Tire class is typically listed as a P or an LT. The P, which is shown in the graphic above, means that the tire is suited for a passenger vehicle. LT indicates the tire belongs on a light truck or SUV. Less common tire class codes include ST for special trailers or T for spare tires.
The tire width, also known as section width, measures how wide a tire is from sidewall to sidewall. This three-digit number, listed as 225 in the image, is measured in millimeters and is usually sandwiched between the tire class and aspect ratio.
The aspect ratio measures the height of a tire's sidewall. This two-digit number is preceded by a slash mark and follows the tire width. If the aspect ratio is listed as 60, that means the tire's height is equal to 60 percent of its width. A low tire ratio typically indicates a rough ride but improved cornering ability.
Tire construction indicates the internal construction of a tire and is marked with a letter after the aspect ratio. Radial construction is the most common construction and is represented by a letter R as seen in the image above. Other letters include B for bias belt assembly or D for diagonal build. A tire that has a cross ply construction doesn't feature a letter.

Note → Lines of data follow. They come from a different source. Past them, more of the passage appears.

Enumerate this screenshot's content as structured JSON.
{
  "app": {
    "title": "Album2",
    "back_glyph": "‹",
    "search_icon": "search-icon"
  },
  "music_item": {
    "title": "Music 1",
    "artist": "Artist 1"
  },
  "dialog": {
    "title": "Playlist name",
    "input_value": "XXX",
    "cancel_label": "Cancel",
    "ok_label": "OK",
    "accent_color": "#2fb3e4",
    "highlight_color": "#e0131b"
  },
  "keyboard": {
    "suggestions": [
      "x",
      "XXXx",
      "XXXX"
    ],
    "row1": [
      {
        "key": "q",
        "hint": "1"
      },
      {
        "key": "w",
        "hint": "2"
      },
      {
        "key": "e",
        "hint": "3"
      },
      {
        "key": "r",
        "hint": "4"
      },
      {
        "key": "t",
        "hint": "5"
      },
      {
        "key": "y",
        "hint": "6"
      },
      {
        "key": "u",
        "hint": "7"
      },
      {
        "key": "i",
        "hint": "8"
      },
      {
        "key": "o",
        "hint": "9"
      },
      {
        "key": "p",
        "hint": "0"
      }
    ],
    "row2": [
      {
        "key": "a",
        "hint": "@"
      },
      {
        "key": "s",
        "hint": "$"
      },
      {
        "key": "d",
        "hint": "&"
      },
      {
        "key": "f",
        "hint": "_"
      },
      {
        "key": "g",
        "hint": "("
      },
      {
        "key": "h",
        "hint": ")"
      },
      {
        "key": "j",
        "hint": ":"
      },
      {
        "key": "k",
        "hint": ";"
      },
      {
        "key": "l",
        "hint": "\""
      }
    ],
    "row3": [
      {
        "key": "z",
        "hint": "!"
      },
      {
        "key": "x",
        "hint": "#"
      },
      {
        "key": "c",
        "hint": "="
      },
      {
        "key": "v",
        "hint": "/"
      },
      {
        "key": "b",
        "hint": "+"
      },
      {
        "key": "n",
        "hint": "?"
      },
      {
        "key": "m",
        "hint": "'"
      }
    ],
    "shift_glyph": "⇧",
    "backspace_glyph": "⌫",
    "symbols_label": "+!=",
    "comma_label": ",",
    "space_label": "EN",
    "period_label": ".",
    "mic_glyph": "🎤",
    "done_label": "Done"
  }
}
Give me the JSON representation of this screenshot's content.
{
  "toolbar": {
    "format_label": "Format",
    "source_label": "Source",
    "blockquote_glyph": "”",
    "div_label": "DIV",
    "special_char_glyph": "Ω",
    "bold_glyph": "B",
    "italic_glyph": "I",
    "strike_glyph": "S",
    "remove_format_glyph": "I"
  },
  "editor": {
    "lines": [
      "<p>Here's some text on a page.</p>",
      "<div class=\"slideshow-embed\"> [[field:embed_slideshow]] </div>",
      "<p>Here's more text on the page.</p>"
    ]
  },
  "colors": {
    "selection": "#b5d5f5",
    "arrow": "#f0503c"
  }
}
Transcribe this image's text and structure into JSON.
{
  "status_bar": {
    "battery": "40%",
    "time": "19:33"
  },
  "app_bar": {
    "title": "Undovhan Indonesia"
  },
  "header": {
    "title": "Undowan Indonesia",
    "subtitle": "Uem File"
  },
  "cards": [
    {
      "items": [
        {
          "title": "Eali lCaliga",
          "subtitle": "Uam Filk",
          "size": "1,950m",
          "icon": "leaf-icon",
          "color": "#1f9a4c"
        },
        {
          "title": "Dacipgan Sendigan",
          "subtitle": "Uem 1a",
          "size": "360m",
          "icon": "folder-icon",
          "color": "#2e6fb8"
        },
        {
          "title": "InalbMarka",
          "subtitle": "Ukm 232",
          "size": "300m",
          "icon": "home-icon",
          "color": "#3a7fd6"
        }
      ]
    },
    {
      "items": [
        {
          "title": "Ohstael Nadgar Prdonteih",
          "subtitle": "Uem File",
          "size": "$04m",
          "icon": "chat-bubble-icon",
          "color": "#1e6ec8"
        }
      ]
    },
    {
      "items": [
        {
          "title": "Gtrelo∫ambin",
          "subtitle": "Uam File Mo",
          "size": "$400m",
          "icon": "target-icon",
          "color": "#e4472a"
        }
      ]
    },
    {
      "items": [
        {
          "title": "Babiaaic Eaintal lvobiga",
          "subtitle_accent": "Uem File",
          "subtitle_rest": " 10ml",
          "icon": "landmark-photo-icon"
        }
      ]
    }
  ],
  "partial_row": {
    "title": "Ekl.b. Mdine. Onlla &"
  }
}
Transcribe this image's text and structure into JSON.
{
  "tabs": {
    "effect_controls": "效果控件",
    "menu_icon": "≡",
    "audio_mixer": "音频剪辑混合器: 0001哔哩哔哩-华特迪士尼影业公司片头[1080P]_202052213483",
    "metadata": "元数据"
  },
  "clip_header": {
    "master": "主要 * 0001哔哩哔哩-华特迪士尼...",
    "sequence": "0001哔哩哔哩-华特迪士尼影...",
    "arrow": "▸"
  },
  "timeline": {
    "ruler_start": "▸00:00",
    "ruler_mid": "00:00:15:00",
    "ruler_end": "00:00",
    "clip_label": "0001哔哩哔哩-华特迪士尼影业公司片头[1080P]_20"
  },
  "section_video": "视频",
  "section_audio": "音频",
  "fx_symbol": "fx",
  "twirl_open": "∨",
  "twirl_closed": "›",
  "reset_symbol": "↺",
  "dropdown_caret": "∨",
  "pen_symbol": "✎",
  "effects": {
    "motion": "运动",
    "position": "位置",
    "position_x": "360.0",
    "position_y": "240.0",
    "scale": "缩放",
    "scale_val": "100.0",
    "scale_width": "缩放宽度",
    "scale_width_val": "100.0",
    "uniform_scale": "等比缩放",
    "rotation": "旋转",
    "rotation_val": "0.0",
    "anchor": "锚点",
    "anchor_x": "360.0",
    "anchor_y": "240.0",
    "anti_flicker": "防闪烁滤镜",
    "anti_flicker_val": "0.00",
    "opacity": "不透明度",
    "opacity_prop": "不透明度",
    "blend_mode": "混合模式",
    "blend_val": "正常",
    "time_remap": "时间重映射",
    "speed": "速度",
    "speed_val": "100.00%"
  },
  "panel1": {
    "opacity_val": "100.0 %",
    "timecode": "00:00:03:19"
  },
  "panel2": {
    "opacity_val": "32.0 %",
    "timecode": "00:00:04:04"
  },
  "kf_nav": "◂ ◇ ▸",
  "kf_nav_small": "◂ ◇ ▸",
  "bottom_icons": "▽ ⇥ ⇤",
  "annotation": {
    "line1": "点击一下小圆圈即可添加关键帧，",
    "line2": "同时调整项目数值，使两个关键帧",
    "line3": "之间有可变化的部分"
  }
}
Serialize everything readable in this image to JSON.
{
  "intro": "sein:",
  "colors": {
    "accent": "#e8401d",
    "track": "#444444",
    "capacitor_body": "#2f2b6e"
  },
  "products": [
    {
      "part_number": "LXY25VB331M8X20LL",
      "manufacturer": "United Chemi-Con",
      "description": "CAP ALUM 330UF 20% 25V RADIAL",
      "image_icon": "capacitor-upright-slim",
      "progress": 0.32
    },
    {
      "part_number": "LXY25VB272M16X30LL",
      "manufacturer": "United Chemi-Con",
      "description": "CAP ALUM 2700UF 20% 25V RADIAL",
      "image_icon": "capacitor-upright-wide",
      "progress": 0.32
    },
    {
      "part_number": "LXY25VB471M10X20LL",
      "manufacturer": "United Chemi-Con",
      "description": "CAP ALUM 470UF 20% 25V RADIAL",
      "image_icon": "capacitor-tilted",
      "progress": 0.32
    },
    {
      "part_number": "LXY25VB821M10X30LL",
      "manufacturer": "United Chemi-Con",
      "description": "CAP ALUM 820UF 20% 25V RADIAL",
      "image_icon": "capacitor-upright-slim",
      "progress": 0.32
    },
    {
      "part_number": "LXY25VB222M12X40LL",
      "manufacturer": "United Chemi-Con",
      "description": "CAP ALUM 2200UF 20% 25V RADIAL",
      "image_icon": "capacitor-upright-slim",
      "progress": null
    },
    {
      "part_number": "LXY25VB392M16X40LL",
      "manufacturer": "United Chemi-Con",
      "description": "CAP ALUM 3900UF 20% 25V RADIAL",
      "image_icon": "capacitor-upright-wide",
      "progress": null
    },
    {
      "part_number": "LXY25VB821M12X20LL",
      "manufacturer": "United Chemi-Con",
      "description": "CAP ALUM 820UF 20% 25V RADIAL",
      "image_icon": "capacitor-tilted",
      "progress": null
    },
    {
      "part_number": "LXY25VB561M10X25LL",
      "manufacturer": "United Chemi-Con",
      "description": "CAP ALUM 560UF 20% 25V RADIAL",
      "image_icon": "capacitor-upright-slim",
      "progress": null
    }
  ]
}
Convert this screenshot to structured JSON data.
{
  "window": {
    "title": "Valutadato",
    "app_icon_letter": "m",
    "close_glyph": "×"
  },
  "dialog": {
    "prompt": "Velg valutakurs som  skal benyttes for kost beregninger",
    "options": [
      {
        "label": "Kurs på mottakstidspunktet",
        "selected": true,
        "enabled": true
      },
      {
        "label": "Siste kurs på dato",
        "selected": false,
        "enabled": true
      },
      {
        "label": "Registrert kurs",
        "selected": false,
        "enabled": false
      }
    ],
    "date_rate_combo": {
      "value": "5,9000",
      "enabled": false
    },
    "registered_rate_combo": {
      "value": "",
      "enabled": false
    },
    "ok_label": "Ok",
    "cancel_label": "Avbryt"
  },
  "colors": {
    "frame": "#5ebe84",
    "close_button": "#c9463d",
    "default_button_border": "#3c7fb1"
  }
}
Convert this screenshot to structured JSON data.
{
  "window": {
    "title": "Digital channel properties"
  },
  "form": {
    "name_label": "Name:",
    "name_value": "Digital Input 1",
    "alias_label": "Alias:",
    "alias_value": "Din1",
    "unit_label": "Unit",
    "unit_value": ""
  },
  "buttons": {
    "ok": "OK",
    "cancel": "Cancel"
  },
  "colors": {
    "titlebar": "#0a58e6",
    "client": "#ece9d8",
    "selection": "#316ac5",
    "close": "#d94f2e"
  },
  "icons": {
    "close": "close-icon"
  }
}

Wheel diameter lists the wheel measurement from end to end and indicates the size of the wheel the tire is supposed to be mounted on. This is usually the last number listed at the end of the tire size code. For example, the graphic at the beginning of the article shows that the tire should be mounted on a 17-inch wheel.